State governments are the main funders of government schools, whereas the Commonwealth Government is the main funder of non-government schools. If the Commonwealth Government were to withdraw funding from non-government schools, it does not follow that state government schools would increase funding for government schools.
“Government funding for private schools increases faster than it does for public schools.”
There are several factors that are frequently omitted when such claims are made.
According to the latest data from the Australian Bureau of Statistics, Independent schools had the largest national increase in enrolments of any school sectors over the past five years. This has resulted in funding growth.
Furthermore, the bulk of growth in Independent school enrolments has been among students from low to middle income families, who attract more government funding. This pushes up the average funding per student for the whole Independent school sector. By contrast, because every government school student is fully funded at the same level, the average for government-funded schools only grows with indexation – regardless of parents’ income.

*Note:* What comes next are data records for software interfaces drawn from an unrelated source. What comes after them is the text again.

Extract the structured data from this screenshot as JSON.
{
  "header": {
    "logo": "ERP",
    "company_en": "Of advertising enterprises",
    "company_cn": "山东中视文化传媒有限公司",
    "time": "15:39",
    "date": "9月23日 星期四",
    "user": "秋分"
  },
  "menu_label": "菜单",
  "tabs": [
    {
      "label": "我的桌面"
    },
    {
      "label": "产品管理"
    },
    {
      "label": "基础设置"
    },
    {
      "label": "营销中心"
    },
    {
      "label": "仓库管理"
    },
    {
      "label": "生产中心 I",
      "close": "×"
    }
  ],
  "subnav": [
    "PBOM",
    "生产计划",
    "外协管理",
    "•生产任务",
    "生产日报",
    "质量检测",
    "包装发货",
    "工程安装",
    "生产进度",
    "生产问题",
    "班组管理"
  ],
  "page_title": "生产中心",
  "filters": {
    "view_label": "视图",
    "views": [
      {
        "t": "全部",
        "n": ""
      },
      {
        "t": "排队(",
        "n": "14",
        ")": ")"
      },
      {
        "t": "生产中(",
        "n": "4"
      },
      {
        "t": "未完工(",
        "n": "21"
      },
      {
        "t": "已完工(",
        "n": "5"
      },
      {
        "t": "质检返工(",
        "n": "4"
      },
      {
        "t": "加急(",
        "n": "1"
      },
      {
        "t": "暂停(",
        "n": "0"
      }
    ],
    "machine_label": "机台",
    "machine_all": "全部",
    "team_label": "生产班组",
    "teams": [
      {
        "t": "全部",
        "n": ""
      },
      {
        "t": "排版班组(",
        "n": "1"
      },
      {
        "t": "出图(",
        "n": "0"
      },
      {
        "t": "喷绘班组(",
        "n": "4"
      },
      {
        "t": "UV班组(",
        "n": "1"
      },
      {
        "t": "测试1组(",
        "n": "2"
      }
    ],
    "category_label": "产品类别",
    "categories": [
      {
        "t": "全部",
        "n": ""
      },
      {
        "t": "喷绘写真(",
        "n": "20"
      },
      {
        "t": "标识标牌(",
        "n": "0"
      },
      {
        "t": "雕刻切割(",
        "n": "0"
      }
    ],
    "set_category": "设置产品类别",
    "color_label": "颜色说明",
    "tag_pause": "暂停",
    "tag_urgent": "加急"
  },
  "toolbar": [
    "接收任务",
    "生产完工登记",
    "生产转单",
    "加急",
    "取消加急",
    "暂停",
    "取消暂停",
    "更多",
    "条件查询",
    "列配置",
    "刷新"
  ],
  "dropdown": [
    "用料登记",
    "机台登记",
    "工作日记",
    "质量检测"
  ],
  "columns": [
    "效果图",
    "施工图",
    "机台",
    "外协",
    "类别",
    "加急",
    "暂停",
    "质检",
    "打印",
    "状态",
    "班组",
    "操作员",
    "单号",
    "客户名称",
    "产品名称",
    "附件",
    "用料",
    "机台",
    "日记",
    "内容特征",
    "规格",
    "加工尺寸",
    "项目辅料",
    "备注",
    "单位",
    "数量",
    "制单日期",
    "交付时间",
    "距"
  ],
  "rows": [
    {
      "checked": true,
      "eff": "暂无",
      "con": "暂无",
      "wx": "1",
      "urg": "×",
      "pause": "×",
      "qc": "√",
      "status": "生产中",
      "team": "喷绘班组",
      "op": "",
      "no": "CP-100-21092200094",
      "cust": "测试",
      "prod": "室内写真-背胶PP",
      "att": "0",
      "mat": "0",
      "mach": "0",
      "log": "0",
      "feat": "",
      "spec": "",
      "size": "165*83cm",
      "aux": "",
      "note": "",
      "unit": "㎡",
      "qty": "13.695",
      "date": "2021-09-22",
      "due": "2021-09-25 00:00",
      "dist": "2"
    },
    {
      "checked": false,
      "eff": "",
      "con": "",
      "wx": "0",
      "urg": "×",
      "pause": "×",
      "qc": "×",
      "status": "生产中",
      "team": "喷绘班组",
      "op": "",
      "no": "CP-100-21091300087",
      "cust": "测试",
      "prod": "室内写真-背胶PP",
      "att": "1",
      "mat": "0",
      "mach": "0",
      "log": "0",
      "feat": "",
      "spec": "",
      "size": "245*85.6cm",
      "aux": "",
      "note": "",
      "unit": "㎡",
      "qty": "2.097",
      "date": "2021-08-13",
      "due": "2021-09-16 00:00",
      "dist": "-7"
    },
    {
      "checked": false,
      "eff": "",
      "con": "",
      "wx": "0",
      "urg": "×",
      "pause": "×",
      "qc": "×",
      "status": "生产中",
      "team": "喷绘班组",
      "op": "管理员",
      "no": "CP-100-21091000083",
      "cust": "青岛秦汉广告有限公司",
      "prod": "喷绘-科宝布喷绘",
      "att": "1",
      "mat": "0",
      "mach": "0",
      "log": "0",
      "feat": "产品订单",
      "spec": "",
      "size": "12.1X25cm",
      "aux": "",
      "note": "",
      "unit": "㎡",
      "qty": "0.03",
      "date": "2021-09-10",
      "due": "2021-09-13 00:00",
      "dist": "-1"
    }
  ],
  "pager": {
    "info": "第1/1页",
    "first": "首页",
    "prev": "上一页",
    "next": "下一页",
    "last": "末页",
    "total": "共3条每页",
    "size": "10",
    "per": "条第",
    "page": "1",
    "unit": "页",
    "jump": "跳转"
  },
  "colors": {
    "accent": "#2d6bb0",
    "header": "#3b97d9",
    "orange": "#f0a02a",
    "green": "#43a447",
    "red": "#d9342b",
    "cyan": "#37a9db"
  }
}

Finally, state governments are the main funders of government schools, whereas the Commonwealth Government is the main funder of non-government schools. For some years, state funding for government schools has not been increasing at the same pace as Commonwealth funding for either government or non-government schools.
“Governments give rich private schools money for lavish facilities.”
Capital investment funds facilities such as school buildings, grounds and equipment. Only 10 per cent of capital investment by Independent schools is provided by governments and this relatively small amount of funding is primarily directed to Independent schools with the greatest need. These Independent schools are typically low-fee, outer suburban or regional schools and they often need to contribute additional funds to get the job done.
Ninety per cent of the capital costs in Independent schools is provided by parents and donors. Independent schools also finance capital projects by using their reserves, fundraising or borrowing.
“Independent schools are exclusive to the wealthy families.”
The diversity of the Independent school sector is poorly understood by many. The Independent school sector includes 1169 schools of diverse faiths (Anglican, Catholic, Christian, Islamic, Jewish, Hindu, Seventh Day Adventist, etc.), those based on educational philosophies such as Montessori, Steiner and International Baccalaureate, schools that focus on disability such as autism, and a group of schools that cater for those disengaged from mainstream schooling.
There are many Independent schools that operate in areas of great need, and they tailor their programs to suit the communities in which they operate. For example, there are remote Independent schools whose students are almost exclusively Aboriginal or Torres Strait Islander and which don’t charge fees. Almost half of Independent schools charge fees of $5,000 or less.
Independent schools cater to families of all cultures and socio-economic backgrounds. The fact that enrolment numbers are growing faster in the Independent school sector than other school sectors is testament to that diversity in Australian society.
Margery Evans is the CEO of Independent Schools Australia.